What Gets Your Goat?
Being someone who’s business and passion is totally devoted to disseminating Emotional Intelligence, I am always monitoring life’s dilemmas. Focusing on my emotions alerts me to how often, if they are not kept in check, our emotions can become distractors to our happiness.
After an especially annoying day last week, I was able to recognize a common source of frustration using the expression; “getting your goat”. It seems to take a particular disruptive day or situation before we humans are in enough pain to direct our attention inward. The things that gets my goat has turned out to be pretty much the same things that get to all of us. I made an incomplete short list of what gets my goat in hopes of dissecting the reasons.
What gets my goat list:
~smiling at people who refuse to smile back
~being put on hold during important calls
~people who take up two parking spaces
~people talking loudly over others in public settings
~snapping gum or chewing with their mouths open
~being charged for extra luggage, sides and tolls
~last minute cancelations
~locked phones and computer screens
As I went over the list, I realized a common thread began to appear with each emotion they evoked. In each scenario, I recalled I felt I wasn’t being respected or at least acknowledged. I felt discarded somehow. Another emotion that surfaced was impatience as I decided things were impeding my constant progression forward. In our society impatience is a continuing residual emotion given how busy, distracted and uncivil we have managed to become.
Emotional Intelligence (E.Q.) couldn’t have come at a better time to provide us with the necessary skills for sound mental health. Since as individuals we are the ones experiencing the emotive thinking we have many chances to ask ourselves what are we feeling and why. Emotional Intelligence is a vigilant ability to do just that. It requires a deliberate act of thinking about what you are thinking about.

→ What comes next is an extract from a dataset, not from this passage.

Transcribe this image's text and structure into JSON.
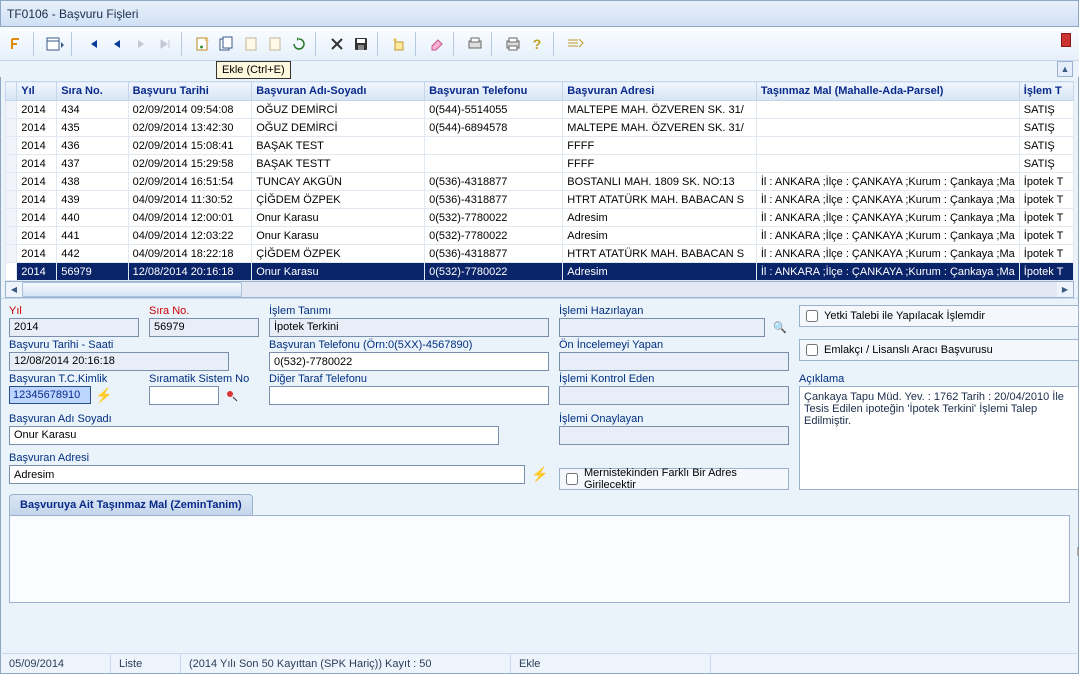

Introspection is the first place your mind goes as soon as you have a disruptive feeling. For example, why do I get bent out of shape when people drive without signaling? When I checked in with my feelings I felt a kind of rejection, a feeling of not being considered, appreciated or worse totally ignored. It’s important to take the time to look into our feelings which allows us to be heard, understood and felt.
The lack of civility, that is present today, is a huge part of the culminating sense that we don’t matter and are somewhat invisible. Life is bombarded with slights from all directions, mostly due to the proliferation of people and technology. These constant interruptions are void of empathy and so lack intimacy and a chance for genuine connections. By choosing not to consider our own emotions we are adding to our own detachments. What ever is getting our goat at any particular time needs to have a moment of recognition. It isn’t a far stretch to feel insignificant if we ignore our internal selves while at the same time our outer world is disinterested.
It’s paramount that we accept all our emotions for there in lies our humanity. We need to be willing to feel them and know they are doing their job in alerting us to our unmet psychological needs. What are those unmet needs? The desire to matter, to be recognized, listened to, have worth, all point to the need to be validated, respected and emotionally intelligent.